(Dataset rows describing interfaces)
* * * * * * * * *

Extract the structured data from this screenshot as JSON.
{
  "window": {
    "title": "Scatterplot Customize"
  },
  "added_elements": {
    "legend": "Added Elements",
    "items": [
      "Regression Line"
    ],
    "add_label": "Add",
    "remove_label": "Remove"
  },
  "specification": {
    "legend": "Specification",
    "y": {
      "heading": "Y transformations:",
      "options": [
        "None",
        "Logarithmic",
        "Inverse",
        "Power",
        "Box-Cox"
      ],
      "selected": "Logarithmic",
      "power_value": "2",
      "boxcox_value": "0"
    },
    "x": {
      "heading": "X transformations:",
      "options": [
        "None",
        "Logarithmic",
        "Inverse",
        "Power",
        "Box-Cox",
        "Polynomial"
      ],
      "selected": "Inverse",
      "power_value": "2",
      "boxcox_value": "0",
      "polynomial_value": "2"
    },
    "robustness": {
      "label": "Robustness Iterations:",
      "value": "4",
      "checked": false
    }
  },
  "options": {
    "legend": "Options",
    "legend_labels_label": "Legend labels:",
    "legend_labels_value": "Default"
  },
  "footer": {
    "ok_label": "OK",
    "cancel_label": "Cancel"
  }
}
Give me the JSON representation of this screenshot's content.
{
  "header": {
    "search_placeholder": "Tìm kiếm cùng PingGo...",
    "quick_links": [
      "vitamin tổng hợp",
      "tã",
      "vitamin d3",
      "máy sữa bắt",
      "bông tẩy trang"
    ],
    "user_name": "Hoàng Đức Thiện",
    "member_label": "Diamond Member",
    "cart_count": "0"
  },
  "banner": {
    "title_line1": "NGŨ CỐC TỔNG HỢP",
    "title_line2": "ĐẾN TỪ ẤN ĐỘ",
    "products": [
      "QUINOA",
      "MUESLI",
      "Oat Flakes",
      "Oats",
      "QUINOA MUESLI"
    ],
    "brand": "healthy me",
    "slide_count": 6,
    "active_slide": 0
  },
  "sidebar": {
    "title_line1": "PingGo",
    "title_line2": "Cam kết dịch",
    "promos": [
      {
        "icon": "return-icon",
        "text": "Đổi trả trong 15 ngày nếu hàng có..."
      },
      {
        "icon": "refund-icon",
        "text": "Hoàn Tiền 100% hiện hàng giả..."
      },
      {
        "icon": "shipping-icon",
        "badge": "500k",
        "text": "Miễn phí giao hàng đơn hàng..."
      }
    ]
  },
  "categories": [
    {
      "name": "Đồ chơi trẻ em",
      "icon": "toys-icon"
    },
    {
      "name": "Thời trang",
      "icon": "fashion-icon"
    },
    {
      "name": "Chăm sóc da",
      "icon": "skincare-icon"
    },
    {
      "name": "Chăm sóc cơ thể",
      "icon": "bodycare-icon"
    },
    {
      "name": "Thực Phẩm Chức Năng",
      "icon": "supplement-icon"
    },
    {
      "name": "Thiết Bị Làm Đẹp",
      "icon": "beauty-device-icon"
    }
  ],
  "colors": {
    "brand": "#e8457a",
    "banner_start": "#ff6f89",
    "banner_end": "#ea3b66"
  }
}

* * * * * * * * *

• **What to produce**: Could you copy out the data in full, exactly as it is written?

• **Output of the task**:
Extract the structured data from this screenshot as JSON.
{
  "window": {
    "title": "Scatterplot Customize"
  },
  "added_elements": {
    "legend": "Added Elements",
    "items": [
      "Regression Line"
    ],
    "add_label": "Add",
    "remove_label": "Remove"
  },
  "specification": {
    "legend": "Specification",
    "y": {
      "heading": "Y transformations:",
      "options": [
        "None",
        "Logarithmic",
        "Inverse",
        "Power",
        "Box-Cox"
      ],
      "selected": "Logarithmic",
      "power_value": "2",
      "boxcox_value": "0"
    },
    "x": {
      "heading": "X transformations:",
      "options": [
        "None",
        "Logarithmic",
        "Inverse",
        "Power",
        "Box-Cox",
        "Polynomial"
      ],
      "selected": "Inverse",
      "power_value": "2",
      "boxcox_value": "0",
      "polynomial_value": "2"
    },
    "robustness": {
      "label": "Robustness Iterations:",
      "value": "4",
      "checked": false
    }
  },
  "options": {
    "legend": "Options",
    "legend_labels_label": "Legend labels:",
    "legend_labels_value": "Default"
  },
  "footer": {
    "ok_label": "OK",
    "cancel_label": "Cancel"
  }
}
Give me the JSON representation of this screenshot's content.
{
  "header": {
    "search_placeholder": "Tìm kiếm cùng PingGo...",
    "quick_links": [
      "vitamin tổng hợp",
      "tã",
      "vitamin d3",
      "máy sữa bắt",
      "bông tẩy trang"
    ],
    "user_name": "Hoàng Đức Thiện",
    "member_label": "Diamond Member",
    "cart_count": "0"
  },
  "banner": {
    "title_line1": "NGŨ CỐC TỔNG HỢP",
    "title_line2": "ĐẾN TỪ ẤN ĐỘ",
    "products": [
      "QUINOA",
      "MUESLI",
      "Oat Flakes",
      "Oats",
      "QUINOA MUESLI"
    ],
    "brand": "healthy me",
    "slide_count": 6,
    "active_slide": 0
  },
  "sidebar": {
    "title_line1": "PingGo",
    "title_line2": "Cam kết dịch",
    "promos": [
      {
        "icon": "return-icon",
        "text": "Đổi trả trong 15 ngày nếu hàng có..."
      },
      {
        "icon": "refund-icon",
        "text": "Hoàn Tiền 100% hiện hàng giả..."
      },
      {
        "icon": "shipping-icon",
        "badge": "500k",
        "text": "Miễn phí giao hàng đơn hàng..."
      }
    ]
  },
  "categories": [
    {
      "name": "Đồ chơi trẻ em",
      "icon": "toys-icon"
    },
    {
      "name": "Thời trang",
      "icon": "fashion-icon"
    },
    {
      "name": "Chăm sóc da",
      "icon": "skincare-icon"
    },
    {
      "name": "Chăm sóc cơ thể",
      "icon": "bodycare-icon"
    },
    {
      "name": "Thực Phẩm Chức Năng",
      "icon": "supplement-icon"
    },
    {
      "name": "Thiết Bị Làm Đẹp",
      "icon": "beauty-device-icon"
    }
  ],
  "colors": {
    "brand": "#e8457a",
    "banner_start": "#ff6f89",
    "banner_end": "#ea3b66"
  }
}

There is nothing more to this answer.